Within the next few weeks, Andalusia may well be sending off another of its finest to fight in the war against Saddam Hussein. Cpl. Jason Locklier, the son of Mary and Billy Locklier, received word recently that his Marine Reserves unit had been called up.

"He actually received his orders on March 5," said his mother, the administrative assistant for the Covington County Probation office. "He'd had a feeling it was coming."

A 1997 graduate of Andalusia High School, Jason had been living in Birmingham where he shared an apartment with his sister, Lorie, while he worked at Home Depot during the day and took classes at Jefferson College at night.

"Jason is working toward a degree in psychology and criminal justice," said his mother, adding that he is interested in career involving criminal psychology, such as profiling.

The news that her only son may be going to war has been hard or her, and for the rest of the family. Lorie has moved into a smaller apartment, and is having to cope without her beloved brother around for company. Mary and Billy are dealing with the mixture of fear and pride that so many parents are feeling now, as their sons and daughters head for the Middle East.

"Being parents, we are saddened by the fact that our son would have to go to war, but we truly believe Saddam has to go," said Mary. "We support our son because he is doing what he has to do."

An offensive lineman when he played for the Andalusia High School Bulldogs, Jason enjoys challenges, and saw the Marine Corps as yet another challenge. Two days after graduation, he was at Parris Island for basic training and then went into the Marine Reserves.

Mary believes the Corps has done an excellent job preparing Jason, and the other Marines, for the conflict they may soon see.

"He's ready to go," she said. "He's a Marine, he's confident and he's well-trained. He's wanting to go over there and help his fellow Marines."

Jason hasn't left the United States yet - at least, not that Mary knows. She writes him every day and he is allowed to call her on his cell phone when he isn't in training at 29 Palms, in the Mojave Desert in California.

"The Corps is real good about notifying families," said Mary. "They keep you very well informed. If Jason was to leave and couldn't call, they'll let us know. But I feel Jason would be able to let us know."

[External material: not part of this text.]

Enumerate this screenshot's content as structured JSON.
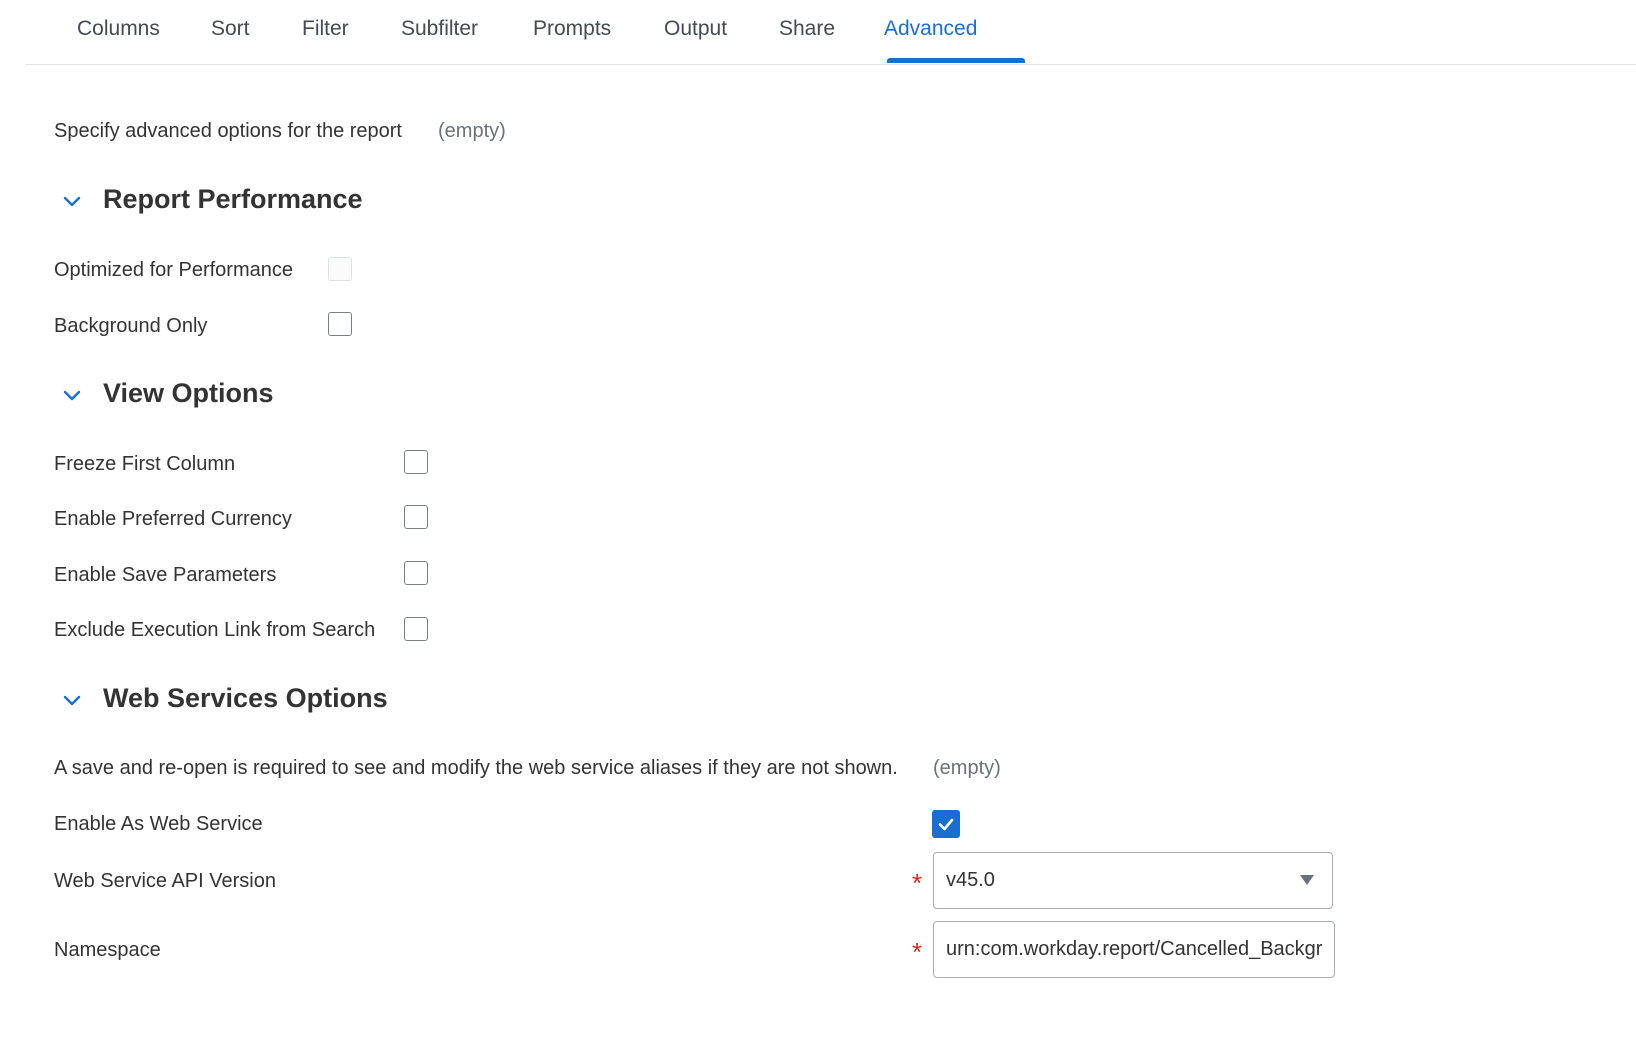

According to one newsletter released by Jason's Commander, the unit will be joining the 1st Marine Expeditionary Force - their parent company - which is already established in Iraq. Mary admits, however, that the destination could change at any moment.

The family has great faith in Jason and the role he will play, no matter where he ends up.

"Jason is highly motivated and very professional. He uses good judgment and we feel he's received the best training," said Mary. "I feel God's in command and he has a plan. We pray daily that his will be done and that all our soldiers be taken care of."

A member of Southside Baptist Church, Mary is trying to share some of that faith by gathering the addresses of local soldiers who have been deployed overseas. She hopes to send them care packages and letters - just like the ones Jason has already received.

"He's been flooded with letters and cards and he loves every one he gets," she said.

She said that if anyone has a name they would like to add to the list, the can bring it by the probation and parole office in the County Courthouse, or call her at home, 222-3673.

The fact that so far, most of the U.S. casualties have been Marines does cause some concern, especially since Jason's unit, 3rd battalion, 23rd Marines, 2nd platoon Lima Company, are "the foot soldiers," as Mary puts it.

"They pound the dirt," she said.

Her concerns, of course, extend to all those who are serving now.

"It's hard for us, but let me say this - we are very concerned about all of those who are lost. Freedom's not cheap. It's usually paid for with the ultimate sacrifice."